Exercise directions: In the listing below, find every line with the string "folder" and pull it out.
►
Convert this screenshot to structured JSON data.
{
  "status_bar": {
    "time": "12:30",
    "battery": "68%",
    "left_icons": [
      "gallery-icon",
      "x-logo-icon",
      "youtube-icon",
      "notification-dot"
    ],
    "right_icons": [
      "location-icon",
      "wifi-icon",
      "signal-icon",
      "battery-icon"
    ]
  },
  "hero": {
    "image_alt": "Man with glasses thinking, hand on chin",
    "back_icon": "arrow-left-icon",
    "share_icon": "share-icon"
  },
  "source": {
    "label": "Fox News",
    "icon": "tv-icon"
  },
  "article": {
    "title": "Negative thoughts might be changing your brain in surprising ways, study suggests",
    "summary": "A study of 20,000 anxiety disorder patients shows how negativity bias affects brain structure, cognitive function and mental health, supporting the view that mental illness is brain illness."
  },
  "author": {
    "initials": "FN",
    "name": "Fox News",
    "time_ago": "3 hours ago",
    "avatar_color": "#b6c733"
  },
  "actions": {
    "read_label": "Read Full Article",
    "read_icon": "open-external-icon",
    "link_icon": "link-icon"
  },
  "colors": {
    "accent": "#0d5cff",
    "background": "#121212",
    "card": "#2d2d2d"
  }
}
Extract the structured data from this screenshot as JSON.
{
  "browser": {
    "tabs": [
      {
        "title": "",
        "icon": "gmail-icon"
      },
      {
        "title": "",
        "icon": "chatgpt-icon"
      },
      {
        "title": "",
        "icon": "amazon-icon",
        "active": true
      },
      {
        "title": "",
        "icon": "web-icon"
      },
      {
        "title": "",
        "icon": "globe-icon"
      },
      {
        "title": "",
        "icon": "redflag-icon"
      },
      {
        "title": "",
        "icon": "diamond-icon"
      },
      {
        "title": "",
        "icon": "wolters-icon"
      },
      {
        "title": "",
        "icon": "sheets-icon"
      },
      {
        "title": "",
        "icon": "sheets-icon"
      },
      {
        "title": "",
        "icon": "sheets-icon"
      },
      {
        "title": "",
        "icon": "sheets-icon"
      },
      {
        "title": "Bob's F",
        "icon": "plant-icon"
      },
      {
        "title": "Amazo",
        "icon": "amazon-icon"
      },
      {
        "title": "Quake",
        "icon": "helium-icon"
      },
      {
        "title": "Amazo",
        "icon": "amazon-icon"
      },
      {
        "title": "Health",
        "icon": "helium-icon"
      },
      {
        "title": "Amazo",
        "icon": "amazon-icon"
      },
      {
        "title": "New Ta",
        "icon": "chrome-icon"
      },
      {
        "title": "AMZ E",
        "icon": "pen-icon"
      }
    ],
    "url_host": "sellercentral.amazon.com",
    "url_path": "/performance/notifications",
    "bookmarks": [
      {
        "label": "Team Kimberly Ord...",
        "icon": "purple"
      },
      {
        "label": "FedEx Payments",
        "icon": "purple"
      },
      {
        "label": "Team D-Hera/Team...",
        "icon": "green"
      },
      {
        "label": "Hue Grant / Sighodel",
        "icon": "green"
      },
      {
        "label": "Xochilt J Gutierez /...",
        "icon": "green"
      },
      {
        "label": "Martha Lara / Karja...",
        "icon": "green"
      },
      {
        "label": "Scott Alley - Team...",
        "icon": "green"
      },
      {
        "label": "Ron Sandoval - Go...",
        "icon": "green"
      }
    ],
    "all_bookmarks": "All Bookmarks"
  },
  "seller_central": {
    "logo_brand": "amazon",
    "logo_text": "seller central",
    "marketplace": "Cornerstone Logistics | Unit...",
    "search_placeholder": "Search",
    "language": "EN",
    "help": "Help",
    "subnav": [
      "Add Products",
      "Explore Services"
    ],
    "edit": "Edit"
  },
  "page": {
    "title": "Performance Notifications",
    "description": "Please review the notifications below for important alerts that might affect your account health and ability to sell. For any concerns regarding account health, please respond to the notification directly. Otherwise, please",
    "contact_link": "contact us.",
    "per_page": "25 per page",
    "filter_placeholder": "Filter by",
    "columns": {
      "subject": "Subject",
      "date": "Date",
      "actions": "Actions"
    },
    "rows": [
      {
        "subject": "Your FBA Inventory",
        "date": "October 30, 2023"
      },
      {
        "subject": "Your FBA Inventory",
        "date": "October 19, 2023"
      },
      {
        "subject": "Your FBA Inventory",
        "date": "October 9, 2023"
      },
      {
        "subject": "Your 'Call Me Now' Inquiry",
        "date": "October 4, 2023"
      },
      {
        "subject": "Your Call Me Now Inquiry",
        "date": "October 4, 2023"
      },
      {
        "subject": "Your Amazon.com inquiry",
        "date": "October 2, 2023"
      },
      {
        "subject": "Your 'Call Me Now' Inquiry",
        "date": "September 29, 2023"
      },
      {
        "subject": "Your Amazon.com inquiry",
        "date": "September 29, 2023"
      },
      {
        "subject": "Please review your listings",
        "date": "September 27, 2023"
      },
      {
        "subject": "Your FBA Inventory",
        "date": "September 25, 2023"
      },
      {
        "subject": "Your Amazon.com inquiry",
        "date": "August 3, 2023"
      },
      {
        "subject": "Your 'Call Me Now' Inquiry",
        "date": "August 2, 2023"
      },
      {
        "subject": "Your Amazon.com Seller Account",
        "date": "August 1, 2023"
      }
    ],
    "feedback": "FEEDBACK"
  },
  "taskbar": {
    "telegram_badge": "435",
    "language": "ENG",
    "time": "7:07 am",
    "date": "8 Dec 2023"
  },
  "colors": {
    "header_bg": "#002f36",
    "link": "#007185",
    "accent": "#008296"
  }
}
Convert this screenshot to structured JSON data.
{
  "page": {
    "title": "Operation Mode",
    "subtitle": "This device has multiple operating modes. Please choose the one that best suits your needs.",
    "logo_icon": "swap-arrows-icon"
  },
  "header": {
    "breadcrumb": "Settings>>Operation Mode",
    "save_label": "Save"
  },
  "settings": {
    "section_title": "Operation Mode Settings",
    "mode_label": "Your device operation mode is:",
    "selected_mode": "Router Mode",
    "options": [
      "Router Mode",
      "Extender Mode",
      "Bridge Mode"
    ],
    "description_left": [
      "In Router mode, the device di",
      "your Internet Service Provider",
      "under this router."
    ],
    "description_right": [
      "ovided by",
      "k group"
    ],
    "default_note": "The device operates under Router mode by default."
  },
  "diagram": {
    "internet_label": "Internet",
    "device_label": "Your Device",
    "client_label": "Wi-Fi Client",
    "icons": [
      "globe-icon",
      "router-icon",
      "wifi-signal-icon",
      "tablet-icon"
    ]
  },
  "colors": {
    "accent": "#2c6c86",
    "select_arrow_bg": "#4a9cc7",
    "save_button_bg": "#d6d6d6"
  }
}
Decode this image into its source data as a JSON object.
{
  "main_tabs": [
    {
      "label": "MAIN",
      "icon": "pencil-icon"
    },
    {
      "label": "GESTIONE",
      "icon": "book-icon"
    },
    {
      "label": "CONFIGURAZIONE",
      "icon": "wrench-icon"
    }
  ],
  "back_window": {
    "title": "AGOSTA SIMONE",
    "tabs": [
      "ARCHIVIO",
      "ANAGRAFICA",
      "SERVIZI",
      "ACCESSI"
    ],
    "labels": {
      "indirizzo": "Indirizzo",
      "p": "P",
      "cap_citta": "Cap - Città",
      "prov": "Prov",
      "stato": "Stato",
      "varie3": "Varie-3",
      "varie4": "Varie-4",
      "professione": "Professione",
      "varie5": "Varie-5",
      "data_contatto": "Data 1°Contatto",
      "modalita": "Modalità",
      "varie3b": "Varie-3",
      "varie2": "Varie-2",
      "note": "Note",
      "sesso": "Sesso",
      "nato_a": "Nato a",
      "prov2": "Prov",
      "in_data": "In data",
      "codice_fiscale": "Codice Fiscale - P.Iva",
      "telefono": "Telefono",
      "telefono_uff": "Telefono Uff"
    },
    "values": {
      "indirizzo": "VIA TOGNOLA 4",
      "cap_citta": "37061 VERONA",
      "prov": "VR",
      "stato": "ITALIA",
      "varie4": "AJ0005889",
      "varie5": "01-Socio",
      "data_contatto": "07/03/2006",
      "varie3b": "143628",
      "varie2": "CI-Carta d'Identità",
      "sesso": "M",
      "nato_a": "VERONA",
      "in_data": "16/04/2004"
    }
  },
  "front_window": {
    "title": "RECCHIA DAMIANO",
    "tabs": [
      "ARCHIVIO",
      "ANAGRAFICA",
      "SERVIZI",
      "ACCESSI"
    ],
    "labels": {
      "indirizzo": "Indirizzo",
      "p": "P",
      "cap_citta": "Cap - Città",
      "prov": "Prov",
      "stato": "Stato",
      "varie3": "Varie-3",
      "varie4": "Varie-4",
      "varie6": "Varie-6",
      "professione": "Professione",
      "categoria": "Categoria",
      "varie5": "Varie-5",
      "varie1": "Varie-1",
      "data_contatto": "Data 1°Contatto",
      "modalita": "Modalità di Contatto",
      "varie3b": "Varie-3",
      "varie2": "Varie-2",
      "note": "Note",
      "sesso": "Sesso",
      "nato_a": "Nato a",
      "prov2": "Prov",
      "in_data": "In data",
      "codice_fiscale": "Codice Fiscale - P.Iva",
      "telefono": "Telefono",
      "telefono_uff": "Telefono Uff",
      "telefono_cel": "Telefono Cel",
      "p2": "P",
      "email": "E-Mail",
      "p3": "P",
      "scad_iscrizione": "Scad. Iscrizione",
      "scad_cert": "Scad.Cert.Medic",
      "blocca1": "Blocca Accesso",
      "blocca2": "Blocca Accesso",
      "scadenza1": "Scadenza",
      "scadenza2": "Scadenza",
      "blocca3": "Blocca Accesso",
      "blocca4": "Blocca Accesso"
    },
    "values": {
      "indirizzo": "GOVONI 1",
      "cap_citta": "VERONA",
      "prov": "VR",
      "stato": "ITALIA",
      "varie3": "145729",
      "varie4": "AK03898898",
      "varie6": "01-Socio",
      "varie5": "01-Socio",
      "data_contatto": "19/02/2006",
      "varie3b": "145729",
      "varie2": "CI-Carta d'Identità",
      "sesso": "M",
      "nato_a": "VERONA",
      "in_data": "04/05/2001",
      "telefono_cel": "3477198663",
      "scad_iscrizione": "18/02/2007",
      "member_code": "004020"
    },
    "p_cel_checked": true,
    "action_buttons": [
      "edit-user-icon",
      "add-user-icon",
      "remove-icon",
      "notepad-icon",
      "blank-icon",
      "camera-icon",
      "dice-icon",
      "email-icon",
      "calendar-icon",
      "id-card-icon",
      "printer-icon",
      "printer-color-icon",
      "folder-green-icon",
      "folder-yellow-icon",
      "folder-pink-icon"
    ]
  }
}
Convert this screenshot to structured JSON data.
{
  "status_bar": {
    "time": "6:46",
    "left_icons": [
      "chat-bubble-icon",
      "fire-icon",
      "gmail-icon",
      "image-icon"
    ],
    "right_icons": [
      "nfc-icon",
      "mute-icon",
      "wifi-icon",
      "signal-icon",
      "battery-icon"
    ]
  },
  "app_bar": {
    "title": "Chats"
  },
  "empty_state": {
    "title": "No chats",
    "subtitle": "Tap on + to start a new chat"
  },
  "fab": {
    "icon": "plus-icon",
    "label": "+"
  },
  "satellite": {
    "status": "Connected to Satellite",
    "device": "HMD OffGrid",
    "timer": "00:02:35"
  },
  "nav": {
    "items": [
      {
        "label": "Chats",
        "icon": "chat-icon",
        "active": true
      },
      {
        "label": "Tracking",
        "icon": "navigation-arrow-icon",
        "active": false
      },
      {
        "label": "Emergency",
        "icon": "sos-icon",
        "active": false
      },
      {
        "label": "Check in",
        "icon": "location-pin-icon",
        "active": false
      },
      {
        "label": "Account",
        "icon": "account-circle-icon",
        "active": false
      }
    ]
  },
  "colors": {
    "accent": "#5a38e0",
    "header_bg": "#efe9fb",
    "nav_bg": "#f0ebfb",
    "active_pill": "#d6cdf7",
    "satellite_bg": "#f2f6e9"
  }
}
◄
Completed task:
      "folder-green-icon",
      "folder-yellow-icon",
      "folder-pink-icon"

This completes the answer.